Mass migrations are a crucial feature of the natural world, with millions of animals undertaking great journeys in search of food or mating opportunities. One of the largest, by number if not distance, represents an oddity, undertaken for no obvious reasons. New research shows it is even more curious than previously thought.
Every year hundreds of millions of sardines migrate up the coast of South Africa, packed like... err sardines into a narrow band of water. Predators of sea and sky make their own migrations to feed on the bounty. Documentaries celebrate it and tourists flock to watch.
Scientists have long wondered why the sardines do this. A study in Science Advances adds to evidence it is a historical legacy that persists despite harming the fish who make the journey more than it helps.
Offshore of South Africa cold Atlantic waters fresh from the Antarctic meet tropical Indian Ocean currents, producing an astonishing temperature gap in the space of a few kilometers. Sardines thrive in both waters, but there has long been a suspicion the two populations were separate, adapted to different conditions.
Professor Luciano Beheregaray of Flinders University told IFLScience that genetic studies had failed to distinguish between the two oceans' sardines, but his team could. “[Ours] was the first study to use genomics not genetics so we compared thousands and thousands of regions of the genome. It showed two distinct populations, but with some connectivity.” The team, also showed the two were adapted to different water temperatures.
Nevertheless, all was not as expected. “Surprisingly, we also discovered that sardines participating in the migration run are primarily of Atlantic origin and prefer colder water”, Beheregaray said in a statement.
This appears like madness of the sort falsely attributed to lemmings. “The cold water of the brief upwelling periods attracts the west coast sardines, which are not adapted to the warmer Indian Ocean habitat”, said first author Professor Peter Teske of the University of Johannesburg.
When the upwelling stops, the Atlantic sardines find themselves in uncomfortably warm water.

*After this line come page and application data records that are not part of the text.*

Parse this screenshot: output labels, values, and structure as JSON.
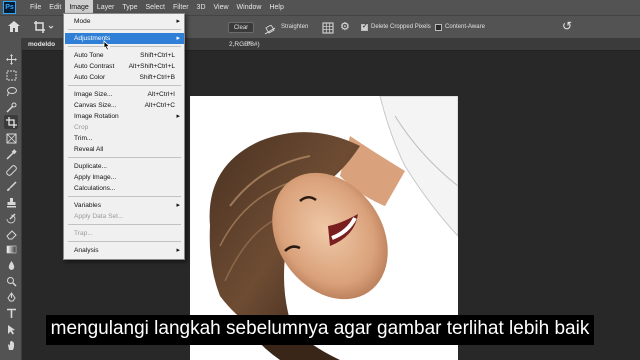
{
  "menubar": {
    "items": [
      "File",
      "Edit",
      "Image",
      "Layer",
      "Type",
      "Select",
      "Filter",
      "3D",
      "View",
      "Window",
      "Help"
    ],
    "active": "Image"
  },
  "optionsbar": {
    "clear_label": "Clear",
    "straighten_label": "Straighten",
    "delete_cropped_label": "Delete Cropped Pixels",
    "delete_cropped_checked": true,
    "content_aware_label": "Content-Aware",
    "content_aware_checked": false
  },
  "document_tab": {
    "name": "modeldo",
    "suffix": "2,RGB/8#)",
    "close": "×"
  },
  "image_menu": {
    "items": [
      {
        "label": "Mode",
        "shortcut": "",
        "submenu": true,
        "disabled": false,
        "highlighted": false
      },
      {
        "label": "Adjustments",
        "shortcut": "",
        "submenu": true,
        "disabled": false,
        "highlighted": true
      },
      {
        "label": "Auto Tone",
        "shortcut": "Shift+Ctrl+L",
        "submenu": false,
        "disabled": false,
        "highlighted": false
      },
      {
        "label": "Auto Contrast",
        "shortcut": "Alt+Shift+Ctrl+L",
        "submenu": false,
        "disabled": false,
        "highlighted": false
      },
      {
        "label": "Auto Color",
        "shortcut": "Shift+Ctrl+B",
        "submenu": false,
        "disabled": false,
        "highlighted": false
      },
      {
        "label": "Image Size...",
        "shortcut": "Alt+Ctrl+I",
        "submenu": false,
        "disabled": false,
        "highlighted": false
      },
      {
        "label": "Canvas Size...",
        "shortcut": "Alt+Ctrl+C",
        "submenu": false,
        "disabled": false,
        "highlighted": false
      },
      {
        "label": "Image Rotation",
        "shortcut": "",
        "submenu": true,
        "disabled": false,
        "highlighted": false
      },
      {
        "label": "Crop",
        "shortcut": "",
        "submenu": false,
        "disabled": true,
        "highlighted": false
      },
      {
        "label": "Trim...",
        "shortcut": "",
        "submenu": false,
        "disabled": false,
        "highlighted": false
      },
      {
        "label": "Reveal All",
        "shortcut": "",
        "submenu": false,
        "disabled": false,
        "highlighted": false
      },
      {
        "label": "Duplicate...",
        "shortcut": "",
        "submenu": false,
        "disabled": false,
        "highlighted": false
      },
      {
        "label": "Apply Image...",
        "shortcut": "",
        "submenu": false,
        "disabled": false,
        "highlighted": false
      },
      {
        "label": "Calculations...",
        "shortcut": "",
        "submenu": false,
        "disabled": false,
        "highlighted": false
      },
      {
        "label": "Variables",
        "shortcut": "",
        "submenu": true,
        "disabled": false,
        "highlighted": false
      },
      {
        "label": "Apply Data Set...",
        "shortcut": "",
        "submenu": false,
        "disabled": true,
        "highlighted": false
      },
      {
        "label": "Trap...",
        "shortcut": "",
        "submenu": false,
        "disabled": true,
        "highlighted": false
      },
      {
        "label": "Analysis",
        "shortcut": "",
        "submenu": true,
        "disabled": false,
        "highlighted": false
      }
    ]
  },
  "subtitle": "mengulangi langkah sebelumnya agar gambar terlihat lebih baik",
  "colors": {
    "menubar_bg": "#535353",
    "canvas_bg": "#282828",
    "menu_bg": "#f0f0f0",
    "highlight": "#2f7fd6",
    "ps_blue": "#31a8ff"
  },
  "icons": {
    "home": "home-icon",
    "crop": "crop-icon",
    "straighten": "straighten-icon",
    "grid": "grid-overlay-icon",
    "settings": "gear-icon",
    "reset": "reset-icon",
    "cursor": "mouse-cursor-icon"
  }
}
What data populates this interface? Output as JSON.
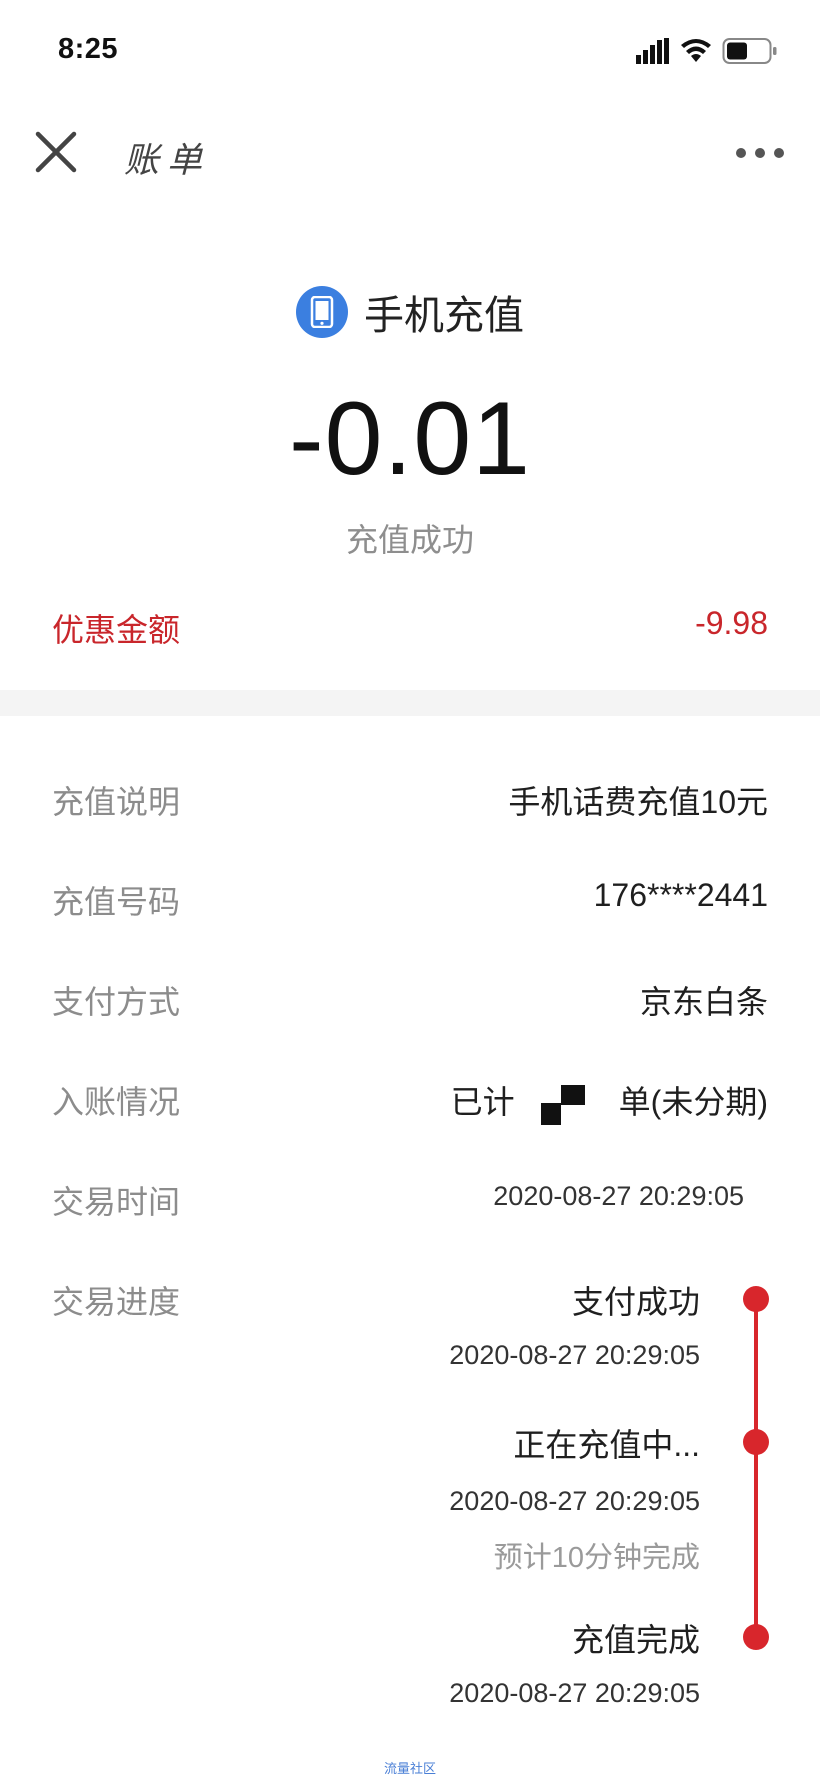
{
  "status_bar": {
    "time": "8:25",
    "icons": [
      "signal-icon",
      "wifi-icon",
      "battery-icon"
    ]
  },
  "nav": {
    "title": "账单",
    "close_icon": "close-icon",
    "more_icon": "more-icon"
  },
  "summary": {
    "merchant_icon": "phone-icon",
    "merchant": "手机充值",
    "amount": "-0.01",
    "status": "充值成功",
    "discount_label": "优惠金额",
    "discount_value": "-9.98"
  },
  "details": {
    "description_label": "充值说明",
    "description_value": "手机话费充值10元",
    "number_label": "充值号码",
    "number_value": "176****2441",
    "payment_label": "支付方式",
    "payment_value": "京东白条",
    "posting_label": "入账情况",
    "posting_value_prefix": "已计",
    "posting_value_suffix": "单(未分期)",
    "time_label": "交易时间",
    "time_value": "2020-08-27 20:29:05",
    "progress_label": "交易进度"
  },
  "progress": [
    {
      "title": "支付成功",
      "time": "2020-08-27 20:29:05"
    },
    {
      "title": "正在充值中...",
      "time": "2020-08-27 20:29:05",
      "note": "预计10分钟完成"
    },
    {
      "title": "充值完成",
      "time": "2020-08-27 20:29:05"
    }
  ],
  "colors": {
    "accent_red": "#d8262c",
    "discount_red": "#c9262b",
    "icon_blue": "#3b7fe0"
  },
  "watermark": "流量社区"
}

Beheregaray told IFLScience; “Our study was not designed to find out what happens to them.” Certainly, many of the sardines are eaten by the whales, sharks, dolphins, and birds that make the event famous, but Beheregaray doesn't know how many others make it back to colder waters compared to those that die of heat stress. “Sardines in South African waters can live to five,” he added, so theoretically some might be foolish enough to make the journey twice.
The behavior seems so self-defeating the authors think it might be a legacy of times past. During the last Ice Age, the waters of the area were much cooler, and Atlantic sardines might have enjoyed an Indian Ocean sojourn even when the upwelling stopped. The South African tourism industry is benefiting from something that stopped making sense 10,000 years ago.
Global heating is expected to stop the “Greatest Shoal On Earth” with the waters becoming too warm for the majority of the Atlantic population to venture in. This isn't as bad news as it sounds. Less than 10 percent of the region's sardines participate. Even the animals that feast on the run close to shore only do so briefly, so Beheregaray doubts their populations will suffer too badly. On the other hand, he agreed, the tourism industry might be hit hard.